**TASK:** Skip the images and copy each record exactly as written.

**RECORDS SHOWN:**

· · · ·

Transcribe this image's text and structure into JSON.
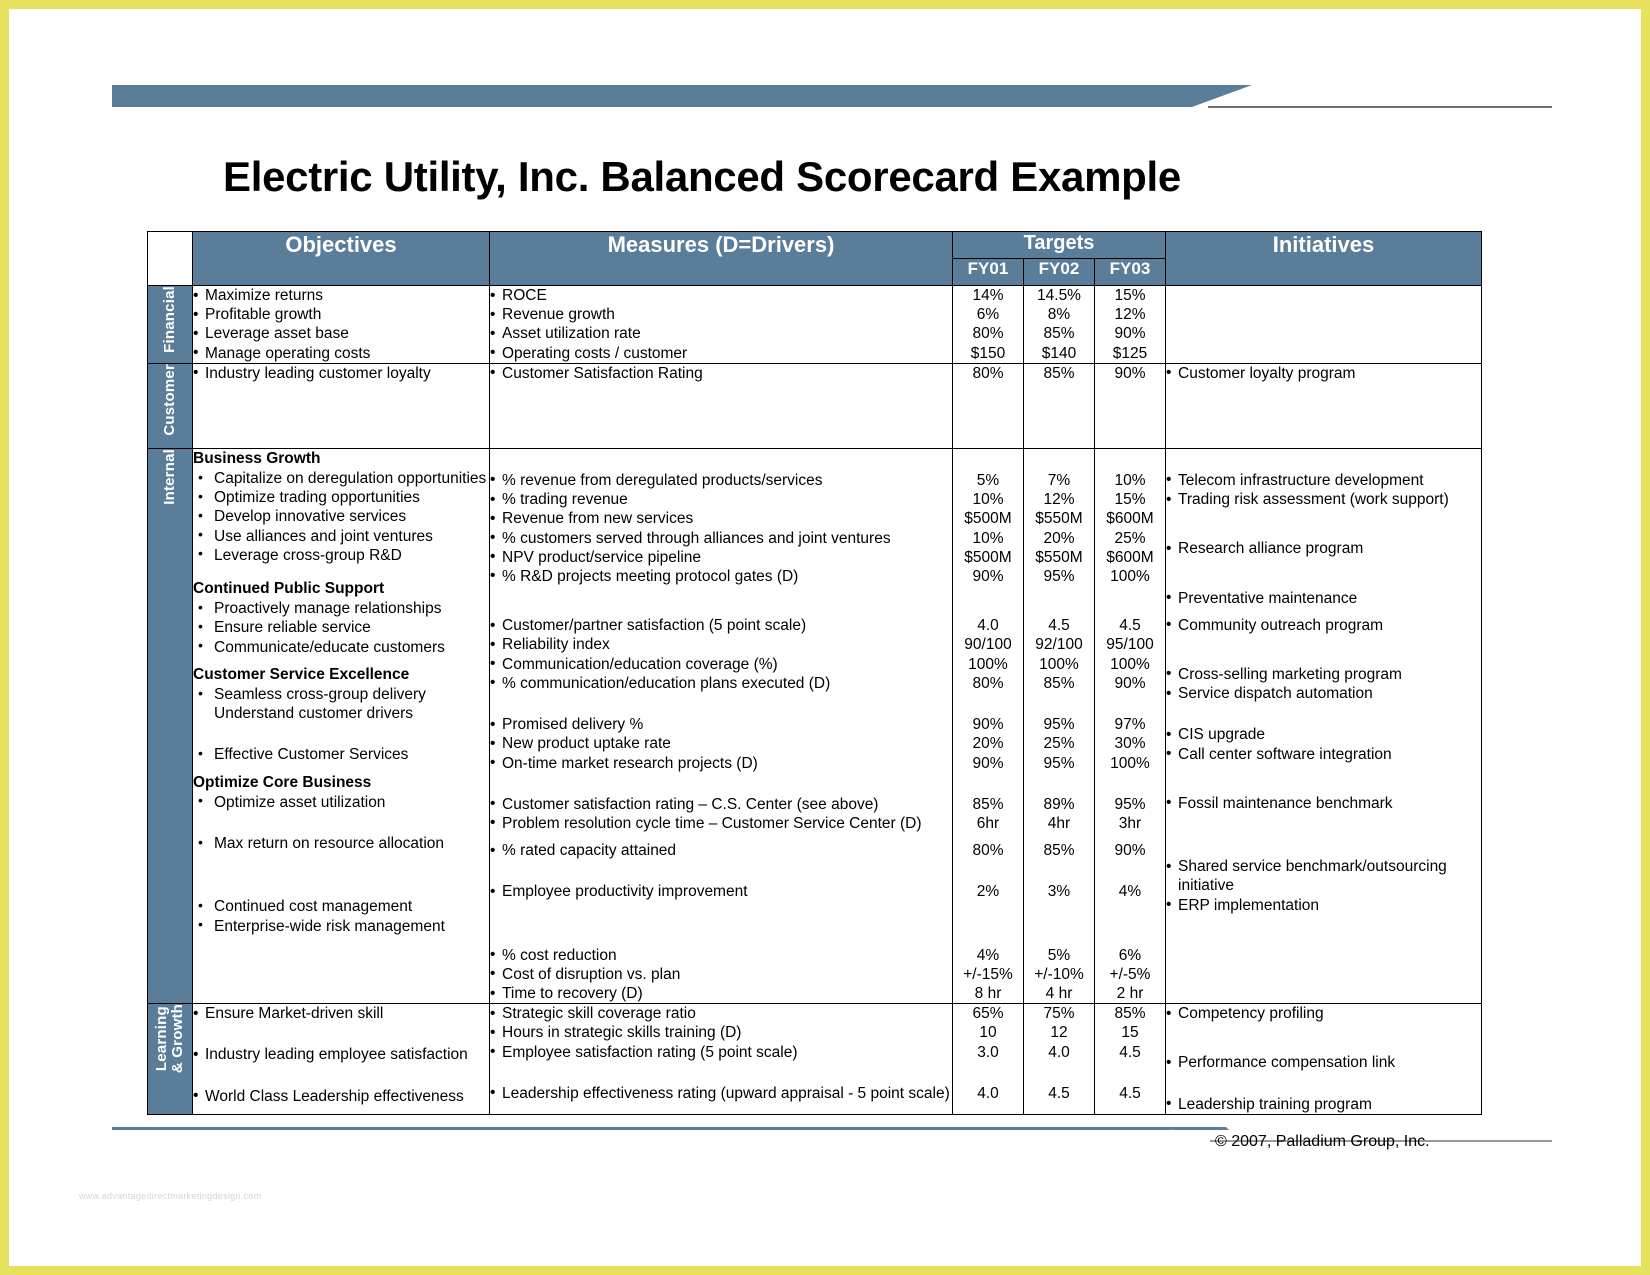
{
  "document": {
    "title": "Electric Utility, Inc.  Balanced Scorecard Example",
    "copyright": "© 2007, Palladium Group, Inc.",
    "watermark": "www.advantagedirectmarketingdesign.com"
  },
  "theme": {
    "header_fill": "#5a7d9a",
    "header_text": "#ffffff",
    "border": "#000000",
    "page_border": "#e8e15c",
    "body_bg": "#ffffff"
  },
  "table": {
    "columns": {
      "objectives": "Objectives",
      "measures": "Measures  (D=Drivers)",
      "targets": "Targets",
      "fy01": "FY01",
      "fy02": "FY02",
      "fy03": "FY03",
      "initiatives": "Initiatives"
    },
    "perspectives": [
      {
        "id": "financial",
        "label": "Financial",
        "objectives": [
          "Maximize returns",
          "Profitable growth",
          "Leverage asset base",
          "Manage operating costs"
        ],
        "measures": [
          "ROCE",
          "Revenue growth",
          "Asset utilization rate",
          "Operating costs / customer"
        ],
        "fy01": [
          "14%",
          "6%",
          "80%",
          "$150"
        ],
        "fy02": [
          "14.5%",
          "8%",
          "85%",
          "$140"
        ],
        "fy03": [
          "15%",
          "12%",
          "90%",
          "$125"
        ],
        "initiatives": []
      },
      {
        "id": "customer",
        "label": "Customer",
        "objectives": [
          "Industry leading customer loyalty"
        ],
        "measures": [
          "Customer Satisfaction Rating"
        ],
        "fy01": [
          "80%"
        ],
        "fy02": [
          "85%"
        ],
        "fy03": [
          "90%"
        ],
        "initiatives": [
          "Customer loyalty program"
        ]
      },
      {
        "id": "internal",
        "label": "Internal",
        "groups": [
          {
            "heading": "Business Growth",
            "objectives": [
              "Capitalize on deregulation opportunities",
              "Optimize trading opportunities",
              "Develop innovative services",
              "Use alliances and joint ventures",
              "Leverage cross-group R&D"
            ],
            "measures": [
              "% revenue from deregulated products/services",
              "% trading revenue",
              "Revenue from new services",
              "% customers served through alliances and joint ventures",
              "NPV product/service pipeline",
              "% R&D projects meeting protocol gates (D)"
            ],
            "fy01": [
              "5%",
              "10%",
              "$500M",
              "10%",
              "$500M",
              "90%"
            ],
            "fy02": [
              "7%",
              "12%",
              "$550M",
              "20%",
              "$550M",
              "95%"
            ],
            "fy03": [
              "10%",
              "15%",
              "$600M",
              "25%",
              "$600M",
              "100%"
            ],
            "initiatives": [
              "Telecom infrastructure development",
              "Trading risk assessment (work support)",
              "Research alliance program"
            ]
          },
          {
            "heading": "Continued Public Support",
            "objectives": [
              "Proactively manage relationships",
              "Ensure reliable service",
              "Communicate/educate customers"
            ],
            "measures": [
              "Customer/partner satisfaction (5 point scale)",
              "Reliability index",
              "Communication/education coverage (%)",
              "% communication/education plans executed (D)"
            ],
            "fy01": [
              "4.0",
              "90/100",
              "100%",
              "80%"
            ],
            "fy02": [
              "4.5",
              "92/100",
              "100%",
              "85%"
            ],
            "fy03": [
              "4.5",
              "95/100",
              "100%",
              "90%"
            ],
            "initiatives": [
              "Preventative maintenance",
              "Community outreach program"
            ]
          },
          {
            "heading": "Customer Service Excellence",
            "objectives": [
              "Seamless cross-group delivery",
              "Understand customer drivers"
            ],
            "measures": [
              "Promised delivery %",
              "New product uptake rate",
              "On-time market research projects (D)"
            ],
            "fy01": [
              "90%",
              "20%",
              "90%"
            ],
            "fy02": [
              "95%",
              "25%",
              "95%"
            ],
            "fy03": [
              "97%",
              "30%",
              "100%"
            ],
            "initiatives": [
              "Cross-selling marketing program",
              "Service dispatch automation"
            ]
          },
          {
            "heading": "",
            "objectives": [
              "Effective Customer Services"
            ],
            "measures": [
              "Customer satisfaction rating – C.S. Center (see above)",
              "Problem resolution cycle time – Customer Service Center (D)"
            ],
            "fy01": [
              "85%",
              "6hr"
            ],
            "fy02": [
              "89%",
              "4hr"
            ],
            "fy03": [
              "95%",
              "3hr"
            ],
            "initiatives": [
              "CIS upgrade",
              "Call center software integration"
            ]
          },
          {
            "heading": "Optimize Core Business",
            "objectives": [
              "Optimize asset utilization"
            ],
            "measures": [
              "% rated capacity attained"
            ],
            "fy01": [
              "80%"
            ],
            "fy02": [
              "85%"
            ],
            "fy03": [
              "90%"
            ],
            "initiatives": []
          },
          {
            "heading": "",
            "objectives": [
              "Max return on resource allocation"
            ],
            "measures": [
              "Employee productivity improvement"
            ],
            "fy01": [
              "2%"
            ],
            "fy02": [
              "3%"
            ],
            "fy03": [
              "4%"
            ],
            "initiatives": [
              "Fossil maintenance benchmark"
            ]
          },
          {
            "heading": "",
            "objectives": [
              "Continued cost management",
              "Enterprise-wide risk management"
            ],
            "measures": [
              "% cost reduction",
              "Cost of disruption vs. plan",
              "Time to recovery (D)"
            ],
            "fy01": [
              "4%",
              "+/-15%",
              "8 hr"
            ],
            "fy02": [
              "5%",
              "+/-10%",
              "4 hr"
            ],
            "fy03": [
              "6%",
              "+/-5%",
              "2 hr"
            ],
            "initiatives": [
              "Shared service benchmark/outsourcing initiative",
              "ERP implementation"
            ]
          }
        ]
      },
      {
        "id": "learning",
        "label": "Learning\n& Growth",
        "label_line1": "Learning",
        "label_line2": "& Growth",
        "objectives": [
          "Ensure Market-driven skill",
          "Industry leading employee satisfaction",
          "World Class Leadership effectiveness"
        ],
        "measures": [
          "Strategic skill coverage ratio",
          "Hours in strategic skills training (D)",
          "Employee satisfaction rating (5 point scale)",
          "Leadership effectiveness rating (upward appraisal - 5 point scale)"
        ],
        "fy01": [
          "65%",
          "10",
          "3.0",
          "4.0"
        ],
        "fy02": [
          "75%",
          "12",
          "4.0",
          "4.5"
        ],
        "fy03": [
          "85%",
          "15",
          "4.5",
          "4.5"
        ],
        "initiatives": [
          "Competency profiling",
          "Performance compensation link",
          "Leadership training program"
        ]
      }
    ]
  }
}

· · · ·

**OUTPUT OF THE EXERCISE:**
Transcribe this image's text and structure into JSON.
{
  "document": {
    "title": "Electric Utility, Inc.  Balanced Scorecard Example",
    "copyright": "© 2007, Palladium Group, Inc.",
    "watermark": "www.advantagedirectmarketingdesign.com"
  },
  "theme": {
    "header_fill": "#5a7d9a",
    "header_text": "#ffffff",
    "border": "#000000",
    "page_border": "#e8e15c",
    "body_bg": "#ffffff"
  },
  "table": {
    "columns": {
      "objectives": "Objectives",
      "measures": "Measures  (D=Drivers)",
      "targets": "Targets",
      "fy01": "FY01",
      "fy02": "FY02",
      "fy03": "FY03",
      "initiatives": "Initiatives"
    },
    "perspectives": [
      {
        "id": "financial",
        "label": "Financial",
        "objectives": [
          "Maximize returns",
          "Profitable growth",
          "Leverage asset base",
          "Manage operating costs"
        ],
        "measures": [
          "ROCE",
          "Revenue growth",
          "Asset utilization rate",
          "Operating costs / customer"
        ],
        "fy01": [
          "14%",
          "6%",
          "80%",
          "$150"
        ],
        "fy02": [
          "14.5%",
          "8%",
          "85%",
          "$140"
        ],
        "fy03": [
          "15%",
          "12%",
          "90%",
          "$125"
        ],
        "initiatives": []
      },
      {
        "id": "customer",
        "label": "Customer",
        "objectives": [
          "Industry leading customer loyalty"
        ],
        "measures": [
          "Customer Satisfaction Rating"
        ],
        "fy01": [
          "80%"
        ],
        "fy02": [
          "85%"
        ],
        "fy03": [
          "90%"
        ],
        "initiatives": [
          "Customer loyalty program"
        ]
      },
      {
        "id": "internal",
        "label": "Internal",
        "groups": [
          {
            "heading": "Business Growth",
            "objectives": [
              "Capitalize on deregulation opportunities",
              "Optimize trading opportunities",
              "Develop innovative services",
              "Use alliances and joint ventures",
              "Leverage cross-group R&D"
            ],
            "measures": [
              "% revenue from deregulated products/services",
              "% trading revenue",
              "Revenue from new services",
              "% customers served through alliances and joint ventures",
              "NPV product/service pipeline",
              "% R&D projects meeting protocol gates (D)"
            ],
            "fy01": [
              "5%",
              "10%",
              "$500M",
              "10%",
              "$500M",
              "90%"
            ],
            "fy02": [
              "7%",
              "12%",
              "$550M",
              "20%",
              "$550M",
              "95%"
            ],
            "fy03": [
              "10%",
              "15%",
              "$600M",
              "25%",
              "$600M",
              "100%"
            ],
            "initiatives": [
              "Telecom infrastructure development",
              "Trading risk assessment (work support)",
              "Research alliance program"
            ]
          },
          {
            "heading": "Continued Public Support",
            "objectives": [
              "Proactively manage relationships",
              "Ensure reliable service",
              "Communicate/educate customers"
            ],
            "measures": [
              "Customer/partner satisfaction (5 point scale)",
              "Reliability index",
              "Communication/education coverage (%)",
              "% communication/education plans executed (D)"
            ],
            "fy01": [
              "4.0",
              "90/100",
              "100%",
              "80%"
            ],
            "fy02": [
              "4.5",
              "92/100",
              "100%",
              "85%"
            ],
            "fy03": [
              "4.5",
              "95/100",
              "100%",
              "90%"
            ],
            "initiatives": [
              "Preventative maintenance",
              "Community outreach program"
            ]
          },
          {
            "heading": "Customer Service Excellence",
            "objectives": [
              "Seamless cross-group delivery",
              "Understand customer drivers"
            ],
            "measures": [
              "Promised delivery %",
              "New product uptake rate",
              "On-time market research projects (D)"
            ],
            "fy01": [
              "90%",
              "20%",
              "90%"
            ],
            "fy02": [
              "95%",
              "25%",
              "95%"
            ],
            "fy03": [
              "97%",
              "30%",
              "100%"
            ],
            "initiatives": [
              "Cross-selling marketing program",
              "Service dispatch automation"
            ]
          },
          {
            "heading": "",
            "objectives": [
              "Effective Customer Services"
            ],
            "measures": [
              "Customer satisfaction rating – C.S. Center (see above)",
              "Problem resolution cycle time – Customer Service Center (D)"
            ],
            "fy01": [
              "85%",
              "6hr"
            ],
            "fy02": [
              "89%",
              "4hr"
            ],
            "fy03": [
              "95%",
              "3hr"
            ],
            "initiatives": [
              "CIS upgrade",
              "Call center software integration"
            ]
          },
          {
            "heading": "Optimize Core Business",
            "objectives": [
              "Optimize asset utilization"
            ],
            "measures": [
              "% rated capacity attained"
            ],
            "fy01": [
              "80%"
            ],
            "fy02": [
              "85%"
            ],
            "fy03": [
              "90%"
            ],
            "initiatives": []
          },
          {
            "heading": "",
            "objectives": [
              "Max return on resource allocation"
            ],
            "measures": [
              "Employee productivity improvement"
            ],
            "fy01": [
              "2%"
            ],
            "fy02": [
              "3%"
            ],
            "fy03": [
              "4%"
            ],
            "initiatives": [
              "Fossil maintenance benchmark"
            ]
          },
          {
            "heading": "",
            "objectives": [
              "Continued cost management",
              "Enterprise-wide risk management"
            ],
            "measures": [
              "% cost reduction",
              "Cost of disruption vs. plan",
              "Time to recovery (D)"
            ],
            "fy01": [
              "4%",
              "+/-15%",
              "8 hr"
            ],
            "fy02": [
              "5%",
              "+/-10%",
              "4 hr"
            ],
            "fy03": [
              "6%",
              "+/-5%",
              "2 hr"
            ],
            "initiatives": [
              "Shared service benchmark/outsourcing initiative",
              "ERP implementation"
            ]
          }
        ]
      },
      {
        "id": "learning",
        "label": "Learning\n& Growth",
        "label_line1": "Learning",
        "label_line2": "& Growth",
        "objectives": [
          "Ensure Market-driven skill",
          "Industry leading employee satisfaction",
          "World Class Leadership effectiveness"
        ],
        "measures": [
          "Strategic skill coverage ratio",
          "Hours in strategic skills training (D)",
          "Employee satisfaction rating (5 point scale)",
          "Leadership effectiveness rating (upward appraisal - 5 point scale)"
        ],
        "fy01": [
          "65%",
          "10",
          "3.0",
          "4.0"
        ],
        "fy02": [
          "75%",
          "12",
          "4.0",
          "4.5"
        ],
        "fy03": [
          "85%",
          "15",
          "4.5",
          "4.5"
        ],
        "initiatives": [
          "Competency profiling",
          "Performance compensation link",
          "Leadership training program"
        ]
      }
    ]
  }
}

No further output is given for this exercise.